■ **What this task involves**
The expected output is the full data, repeated exactly, without pictures.

##### Material for this task #####

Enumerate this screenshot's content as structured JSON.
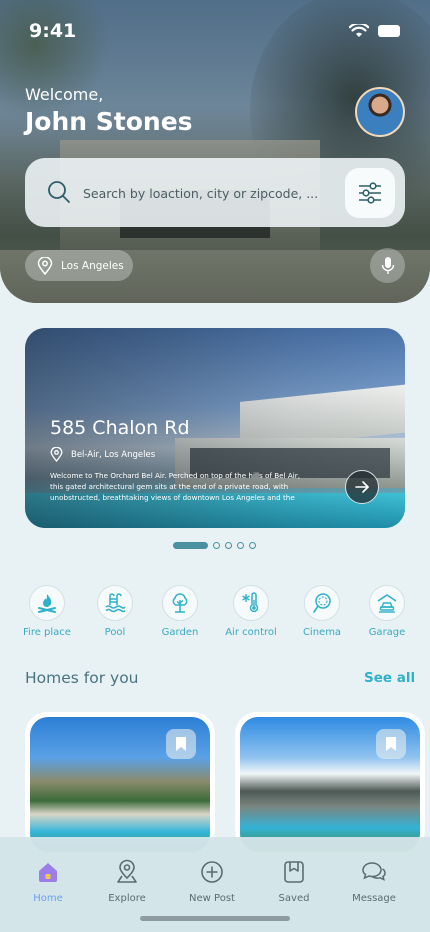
{
  "status_bar": {
    "time": "9:41"
  },
  "header": {
    "welcome": "Welcome,",
    "username": "John Stones"
  },
  "search": {
    "placeholder": "Search by loaction, city or zipcode, ..."
  },
  "location": {
    "label": "Los Angeles"
  },
  "featured": {
    "title": "585 Chalon Rd",
    "location": "Bel-Air, Los Angeles",
    "description": "Welcome to The Orchard Bel Air. Perched on top of the hills of Bel Air, this gated architectural gem sits at the end of a private road, with unobstructed, breathtaking views of downtown Los Angeles and the Cali..."
  },
  "carousel": {
    "pages": 5,
    "active_index": 0
  },
  "amenities": [
    {
      "label": "Fire place",
      "icon": "fireplace-icon"
    },
    {
      "label": "Pool",
      "icon": "pool-icon"
    },
    {
      "label": "Garden",
      "icon": "garden-tree-icon"
    },
    {
      "label": "Air control",
      "icon": "thermometer-icon"
    },
    {
      "label": "Cinema",
      "icon": "cinema-icon"
    },
    {
      "label": "Garage",
      "icon": "garage-icon"
    }
  ],
  "homes": {
    "title": "Homes for you",
    "see_all": "See all"
  },
  "tabs": [
    {
      "label": "Home",
      "icon": "home-icon",
      "active": true
    },
    {
      "label": "Explore",
      "icon": "explore-pin-icon",
      "active": false
    },
    {
      "label": "New Post",
      "icon": "plus-circle-icon",
      "active": false
    },
    {
      "label": "Saved",
      "icon": "bookmark-icon",
      "active": false
    },
    {
      "label": "Message",
      "icon": "chat-bubbles-icon",
      "active": false
    }
  ],
  "colors": {
    "accent": "#2fb1c9",
    "active_tab": "#6a9ff0",
    "background": "#e8f1f3"
  }
}
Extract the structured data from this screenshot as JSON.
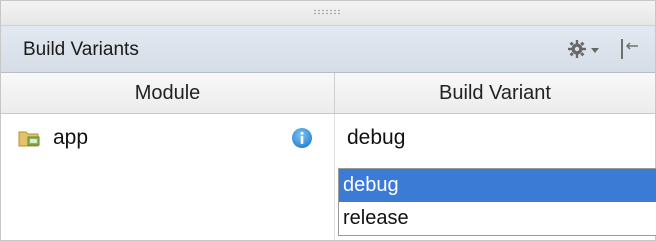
{
  "panel": {
    "title": "Build Variants"
  },
  "table": {
    "headers": {
      "module": "Module",
      "variant": "Build Variant"
    },
    "rows": [
      {
        "module": "app",
        "build_variant": "debug"
      }
    ]
  },
  "variant_dropdown": {
    "options": [
      "debug",
      "release"
    ],
    "selected": "debug"
  },
  "colors": {
    "header_bg": "#dbe2eb",
    "selected_option_bg": "#3b7ad5",
    "info_icon": "#3d96df"
  },
  "icons": {
    "settings": "gear-icon",
    "pin": "pin-icon",
    "folder": "folder-icon",
    "info": "info-icon"
  }
}
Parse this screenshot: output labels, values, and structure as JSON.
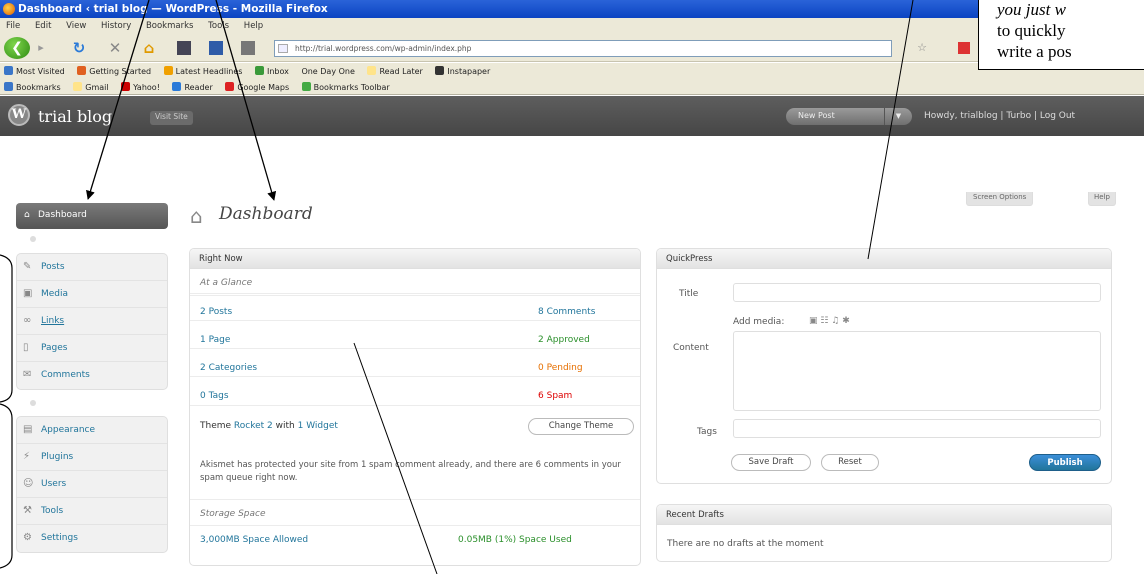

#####

■ **Response to this task**
Enumerate this screenshot's content as structured JSON.
{
  "status_bar": {
    "time": "9:41"
  },
  "header": {
    "welcome": "Welcome,",
    "username": "John Stones"
  },
  "search": {
    "placeholder": "Search by loaction, city or zipcode, ..."
  },
  "location": {
    "label": "Los Angeles"
  },
  "featured": {
    "title": "585 Chalon Rd",
    "location": "Bel-Air, Los Angeles",
    "description": "Welcome to The Orchard Bel Air. Perched on top of the hills of Bel Air, this gated architectural gem sits at the end of a private road, with unobstructed, breathtaking views of downtown Los Angeles and the Cali..."
  },
  "carousel": {
    "pages": 5,
    "active_index": 0
  },
  "amenities": [
    {
      "label": "Fire place",
      "icon": "fireplace-icon"
    },
    {
      "label": "Pool",
      "icon": "pool-icon"
    },
    {
      "label": "Garden",
      "icon": "garden-tree-icon"
    },
    {
      "label": "Air control",
      "icon": "thermometer-icon"
    },
    {
      "label": "Cinema",
      "icon": "cinema-icon"
    },
    {
      "label": "Garage",
      "icon": "garage-icon"
    }
  ],
  "homes": {
    "title": "Homes for you",
    "see_all": "See all"
  },
  "tabs": [
    {
      "label": "Home",
      "icon": "home-icon",
      "active": true
    },
    {
      "label": "Explore",
      "icon": "explore-pin-icon",
      "active": false
    },
    {
      "label": "New Post",
      "icon": "plus-circle-icon",
      "active": false
    },
    {
      "label": "Saved",
      "icon": "bookmark-icon",
      "active": false
    },
    {
      "label": "Message",
      "icon": "chat-bubbles-icon",
      "active": false
    }
  ],
  "colors": {
    "accent": "#2fb1c9",
    "active_tab": "#6a9ff0",
    "background": "#e8f1f3"
  }
}
Extract the structured data from this screenshot as JSON.
{
  "panel": {
    "title": "Build Variants"
  },
  "table": {
    "headers": {
      "module": "Module",
      "variant": "Build Variant"
    },
    "rows": [
      {
        "module": "app",
        "build_variant": "debug"
      }
    ]
  },
  "variant_dropdown": {
    "options": [
      "debug",
      "release"
    ],
    "selected": "debug"
  },
  "colors": {
    "header_bg": "#dbe2eb",
    "selected_option_bg": "#3b7ad5",
    "info_icon": "#3d96df"
  },
  "icons": {
    "settings": "gear-icon",
    "pin": "pin-icon",
    "folder": "folder-icon",
    "info": "info-icon"
  }
}
Parse this screenshot: output labels, values, and structure as JSON.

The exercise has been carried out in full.